Book review: Sea Change – An Atlas of Islands in a Rising Ocean, by Christina Gerhardt
By Jeremy Williams
When I needed the atlas in my school library, I knew it would be in the reference section – the place you go to look stuff up, to get the definitive answer. So it’s strange to think of an atlas as something provisional and temporary. I suppose they always were, but more so in an era of climate change. Maps are being re-drawn. Coastlines are moving. Glaciers are retreating. Some places might cease to exist altogether, including some places that might vanish without ever really being widely known.
Christina Gerhardt brings this point home in Sea Change – An Atlas of Islands in a Rising Sea, a look at climate change from an island perspective.
It’s an unusual book for a number of reasons, beginning on the front. It has a semi-transparent slipcover that doesn’t really come across in an online photograph, but that makes sense as a physical object. It shows the outline of Deal Island in the Chesapeake Bay. Slide the paper off and you’ll see a revised outline for 2100, the island reduced to slivers of its former self – as if the front cover can be updated if you’re reading it in the future.
Inside, Gerhardt introduces the unique viewpoint of island nations and then dedicates the bulk of the page count to introducing them. How climate change is affecting them, what is lost, and how they are responding. These places matter in their own right, and they are also forerunners of problems that will come in time to coastal areas. ‘Ghost forests’, where saltwater encroachment has poisoned trees. Village relocations. Aquifers and boreholes salinated. Sinking buildings. The loss of critical infrastructure such as roads, bridges, airports or power stations.

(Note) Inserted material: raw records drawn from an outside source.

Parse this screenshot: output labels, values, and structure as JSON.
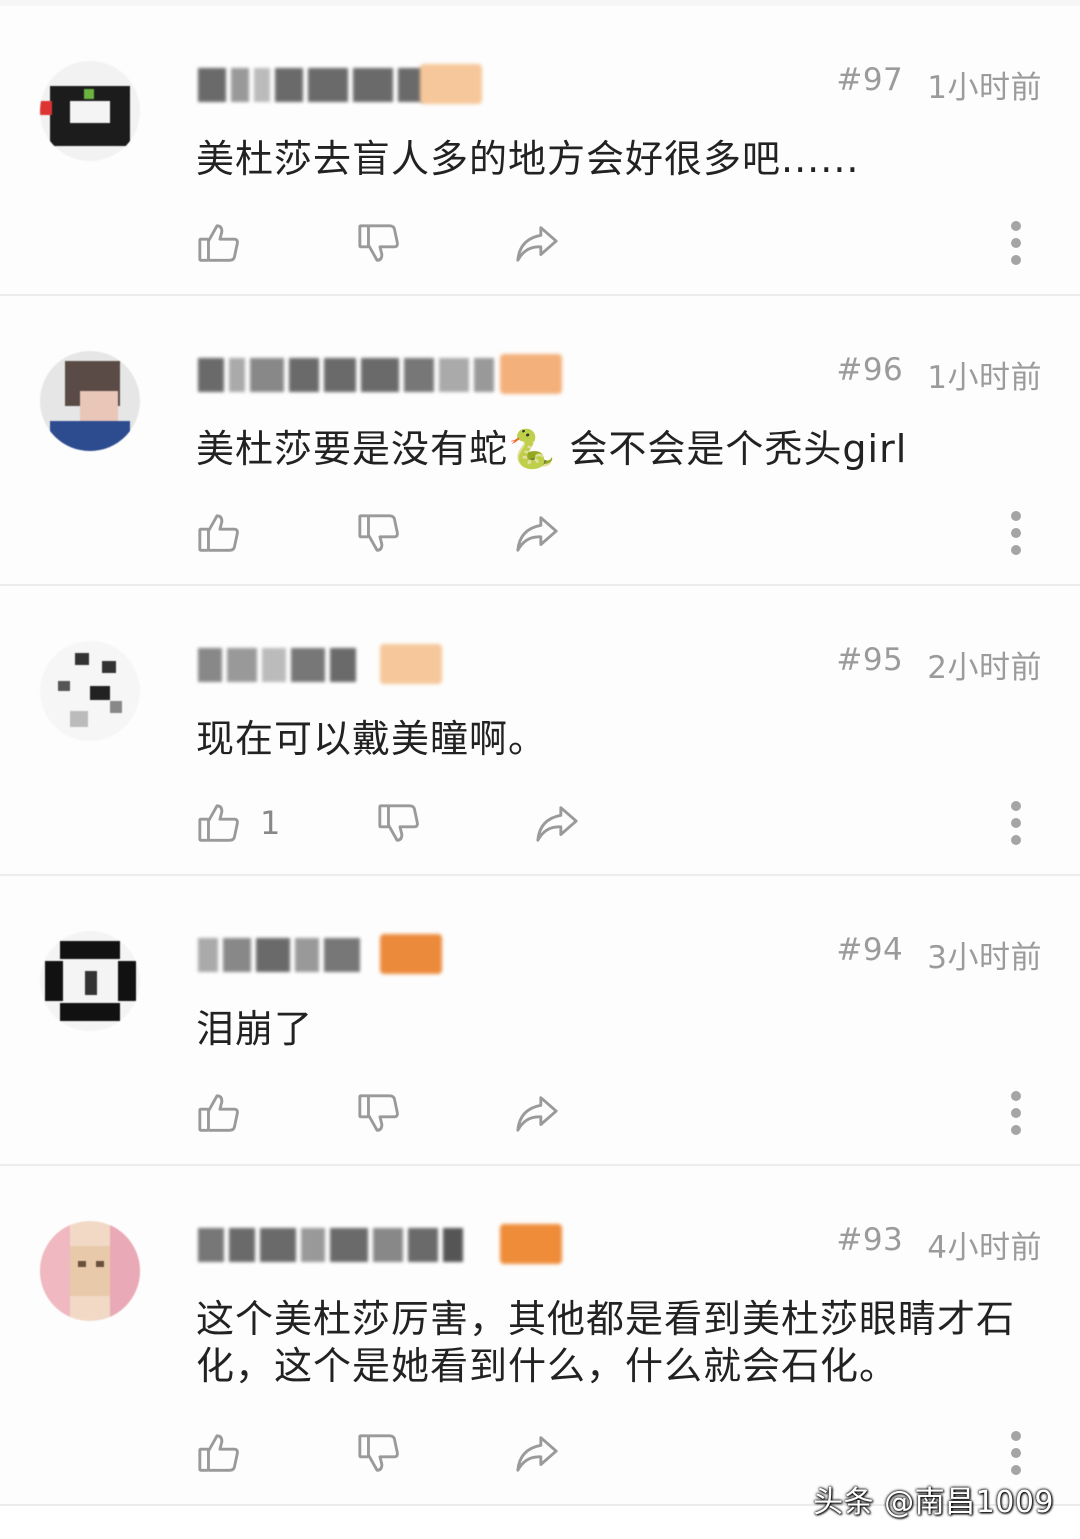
{
  "comments": [
    {
      "floor": "#97",
      "time": "1小时前",
      "text": "美杜莎去盲人多的地方会好很多吧......",
      "like_count": "",
      "badge_color": "#f6c79a"
    },
    {
      "floor": "#96",
      "time": "1小时前",
      "text": "美杜莎要是没有蛇🐍 会不会是个秃头girl",
      "like_count": "",
      "badge_color": "#f4b07a"
    },
    {
      "floor": "#95",
      "time": "2小时前",
      "text": "现在可以戴美瞳啊。",
      "like_count": "1",
      "badge_color": "#f6c79a"
    },
    {
      "floor": "#94",
      "time": "3小时前",
      "text": "泪崩了",
      "like_count": "",
      "badge_color": "#ec8a3c"
    },
    {
      "floor": "#93",
      "time": "4小时前",
      "text": "这个美杜莎厉害，其他都是看到美杜莎眼睛才石化，这个是她看到什么，什么就会石化。",
      "like_count": "",
      "badge_color": "#ee8c3a"
    }
  ],
  "watermark": "头条 @南昌1009",
  "icons": {
    "like": "thumbs-up-icon",
    "dislike": "thumbs-down-icon",
    "share": "share-icon",
    "more": "more-vertical-icon"
  }
}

Many parts of the world are represented, from cold and icy islands to tropical atolls. We visit wealthy Bahrain and Singapore, to impoverished Haiti or the scarcely habitable Bhasan Char, where Rohingya refugees are being placed. Some I’ve written about here before, such as Isle de Jean Charles or Kiribati. There are places I’ve set foot myself in the Comoros and Mauritius, stopping places on the flight to the far larger island of Madagascar. Others I hadn’t heard of, such as the Mischief Islands in the South China Sea. The book sources local contributions from many of these, often poetry. (I was pleased to find Kathy Jetnil-Kijiner of the Marshall Islands is a recurring contributor. I’m a fan.) It gives far-flung places a voice and grounds them in our imaginations as real places with cultures of their own, places that people call home and have done for generations.
There’s a strong climate justice angle to all of this of course. You can recover from a flood or rebuild after a hurricane. But I’m not sure there’s a greater climate catastrophe than to see your home wiped from the map entirely. To be rendered homeless and even stateless by climate change, to “wander rootless with only a passport to call home”, as Jetnil-Kijiner puts it. And yet the places most likely to experience this have contributed almost nothing to the carbon imbalance. The ten nations with the smallest cumulative carbon footprints are all islands. Many of them have been exploited for resources or appropriated for military bases or nuclear testing, and are still wrestling with the legacy of a colonial logic that has seen them as expendable.
Islanders generally have no intention of going anywhere, and the book touches on various ways they are fighting back against climate change, and adapting to changing conditions. We hear about ‘managed retreat’ from the coast, reforestation, land reclamation and seawalls, and the leadership role some have played in international negotiations.
Along the way the book experiments with different ways of presenting sea level rise. There are sidenotes on navigation and seafaring, geographical explainers, and cultural and historical anecdotes. (I liked, for example, the observation that island cultures tend to see the ocean as something that connects them to their neighbours, not something that separates them – I guess Britain didn’t get the memo on that one.) There are curious facts – Kiribati is the only country in the world to span all four hemispheres. Nauru once had the world’s highest GDP. It’s a rich and rewarding compendium of island cultures and what they have brought to the human story, a warning about their precarious state, and a call to action to prevent their loss.
“On this island, things fidget. Even history” writes Jamaican poet Kei Miller. “Landmarks shift, become unfixed… Whole places will slip out from your grip.”
First published in The Earthbound Report.